One of the Henk Mineral Spring’s employees, John Wheeler, was seriously injured in an explosion of a large generator in July of 1890. John Wheeler recovered from his injuries and went on to bottle his own soda. August’s sons William, Edward, Arthur, and Clarence were also employed at the bottling plant at some point. When August Henk passed away on August 15th, 1909, ownership of the company and property, including debts, went to his family. 

In 1918, August’s children involved with Henk Mineral Spring proposed changes to the company in an attempt to expand their reach and capitalize on the market in Milwaukee. To supply the Milwaukee markets, trucks would be run between Waukesha and Milwaukee. This idea never really got off the ground, and in 1919 the remaining members of the Henk family left the company.

The company reorganized in 1920 and was placed in the hands of Milwaukee attorney Carl H. Jurgens. The new company was called the Crystal Crown Mineral Spring Co. This name lasted only a year, and in 1921 the name was changed back to Waukesha Henk Company, Incorporated. The company went bankrupt on December 22, 1922. In June of 1924, the spring and land were sold to a man named A.A. Andrews. The spring house and buildings were demolished, and the land was developed for residential use.

Armour, Keith. Beglinger, Clarie. Hoefer, Beth. Nelson, Larry. Schoenknecht, John. Eds. Spring City Past. Edition 3. Waukesha, WI. City of Waukesha Landmarks Commission, 2001-2.

Schoenknecht, John M. A Blob Bottle Clue. Landmark Magazine. Summer-Autumn 1992, 60-62.

Schoenknecht, John Martin. Great Waukesha Springs Era 1868-1918. Edition 1. Waukesha, WI. John M. Schoenknecht, 2003.

Schoenknecht, John M. Waukesha's Henk Mineral Spring - A Story Inspired by a Bottle. Landmark Magazine. Summer 1991, 1-4, 31.
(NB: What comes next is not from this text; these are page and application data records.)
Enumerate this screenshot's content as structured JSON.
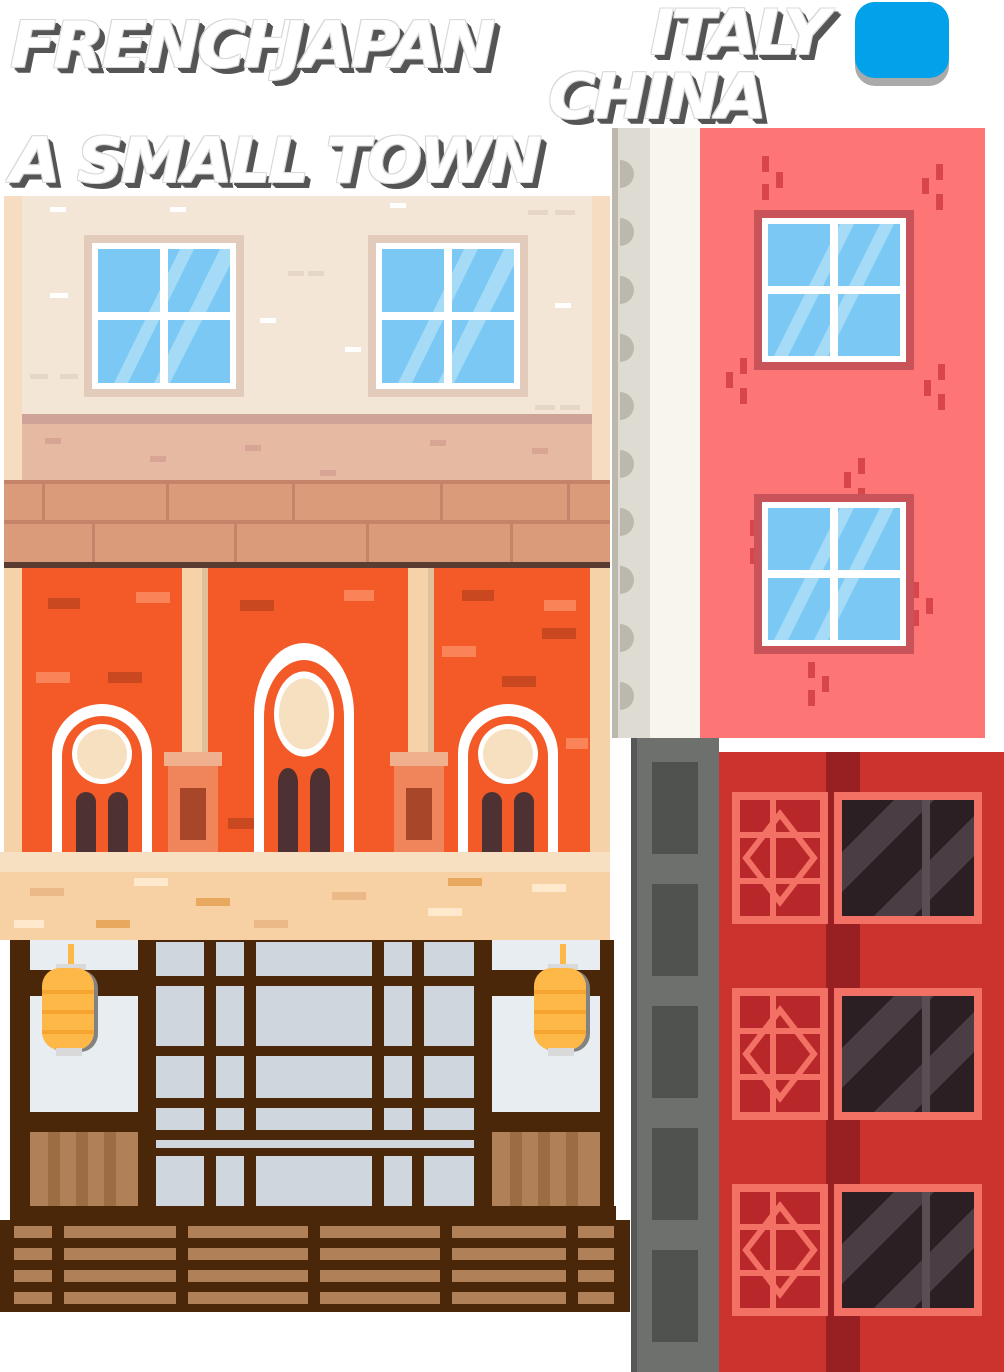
{
  "labels": {
    "french": "FRENCH",
    "japan": "JAPAN",
    "italy": "ITALY",
    "china": "CHINA",
    "subtitle": "A SMALL TOWN"
  },
  "colors": {
    "button_blue": "#02a2ea",
    "italy_wall": "#fe7575",
    "french_ground_wall": "#f35a27",
    "japan_wood": "#4a2708",
    "japan_lantern": "#fdb848",
    "china_red": "#ca332e",
    "china_gray_column": "#6d706d",
    "glass_blue": "#7ac8f3"
  },
  "icons": {
    "button": "blue-rounded-button",
    "lantern": "paper-lantern-icon",
    "window": "window-icon"
  }
}
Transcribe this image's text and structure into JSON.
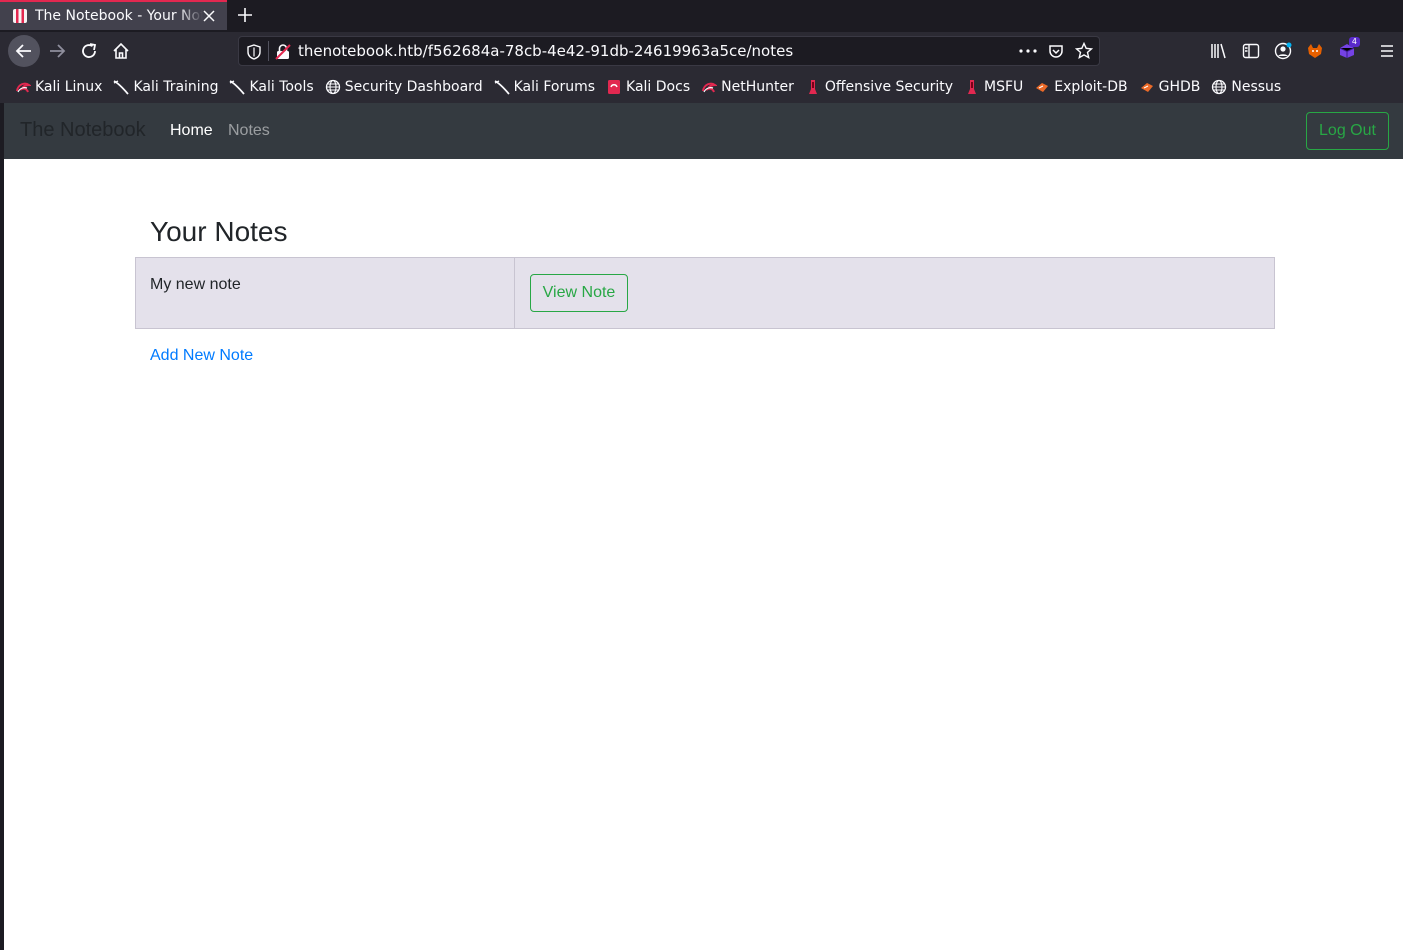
{
  "browser": {
    "tab": {
      "title": "The Notebook - Your Notes",
      "favicon": "notebook-favicon-icon",
      "accent": "#e22850"
    },
    "url": "thenotebook.htb/f562684a-78cb-4e42-91db-24619963a5ce/notes",
    "extension_badge": "4",
    "bookmarks": [
      {
        "label": "Kali Linux",
        "icon": "kali-dragon-icon"
      },
      {
        "label": "Kali Training",
        "icon": "kali-tool-icon"
      },
      {
        "label": "Kali Tools",
        "icon": "kali-tool-icon"
      },
      {
        "label": "Security Dashboard",
        "icon": "globe-icon"
      },
      {
        "label": "Kali Forums",
        "icon": "kali-tool-icon"
      },
      {
        "label": "Kali Docs",
        "icon": "kali-docs-icon"
      },
      {
        "label": "NetHunter",
        "icon": "kali-dragon-icon"
      },
      {
        "label": "Offensive Security",
        "icon": "offsec-icon"
      },
      {
        "label": "MSFU",
        "icon": "offsec-icon"
      },
      {
        "label": "Exploit-DB",
        "icon": "exploitdb-icon"
      },
      {
        "label": "GHDB",
        "icon": "exploitdb-icon"
      },
      {
        "label": "Nessus",
        "icon": "globe-icon"
      }
    ]
  },
  "site": {
    "brand": "The Notebook",
    "nav": {
      "home": "Home",
      "notes": "Notes"
    },
    "logout": "Log Out",
    "heading": "Your Notes",
    "notes": [
      {
        "title": "My new note",
        "action": "View Note"
      }
    ],
    "add_link": "Add New Note",
    "colors": {
      "success": "#28a745",
      "link": "#007bff",
      "navbar": "#343a40",
      "row": "#e4e1eb"
    }
  }
}
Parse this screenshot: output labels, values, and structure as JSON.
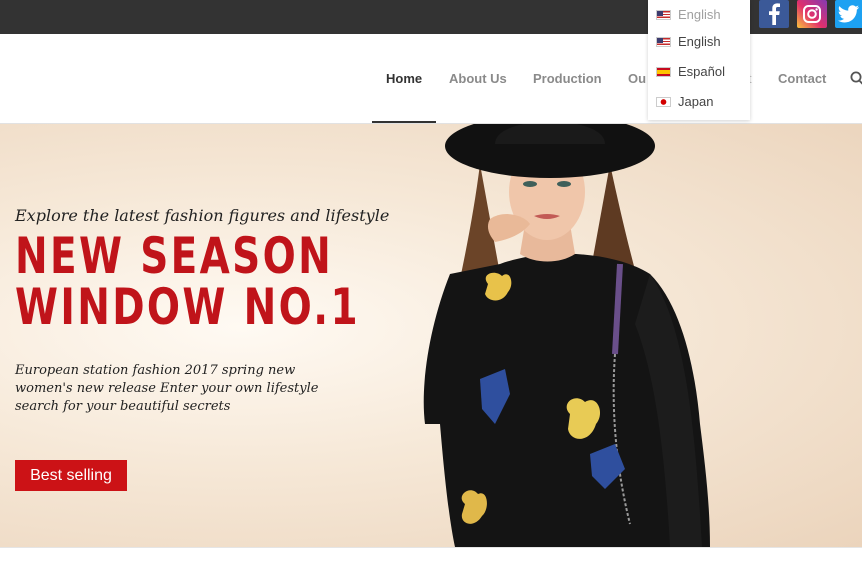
{
  "language_menu": {
    "current": "English",
    "options": [
      {
        "label": "English",
        "flag": "us-flag-icon"
      },
      {
        "label": "Español",
        "flag": "es-flag-icon"
      },
      {
        "label": "Japan",
        "flag": "jp-flag-icon"
      }
    ]
  },
  "social": [
    "facebook-icon",
    "instagram-icon",
    "twitter-icon"
  ],
  "nav": {
    "items": [
      "Home",
      "About Us",
      "Production",
      "Ou",
      "t",
      "Contact"
    ],
    "active": "Home"
  },
  "hero": {
    "kicker": "Explore the latest fashion figures and lifestyle",
    "headline_line1": "NEW SEASON",
    "headline_line2": "WINDOW NO.1",
    "description": "European station fashion 2017 spring new women's new release Enter your own lifestyle search for your beautiful secrets",
    "cta_label": "Best selling"
  },
  "colors": {
    "topbar": "#333333",
    "accent_red": "#c0141a",
    "button_red": "#cc1216"
  }
}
Waukesha Freeman, June 15th, 1881

Image Sources(Click to expand)

Waukesha County Historical Society & Museum Photography collections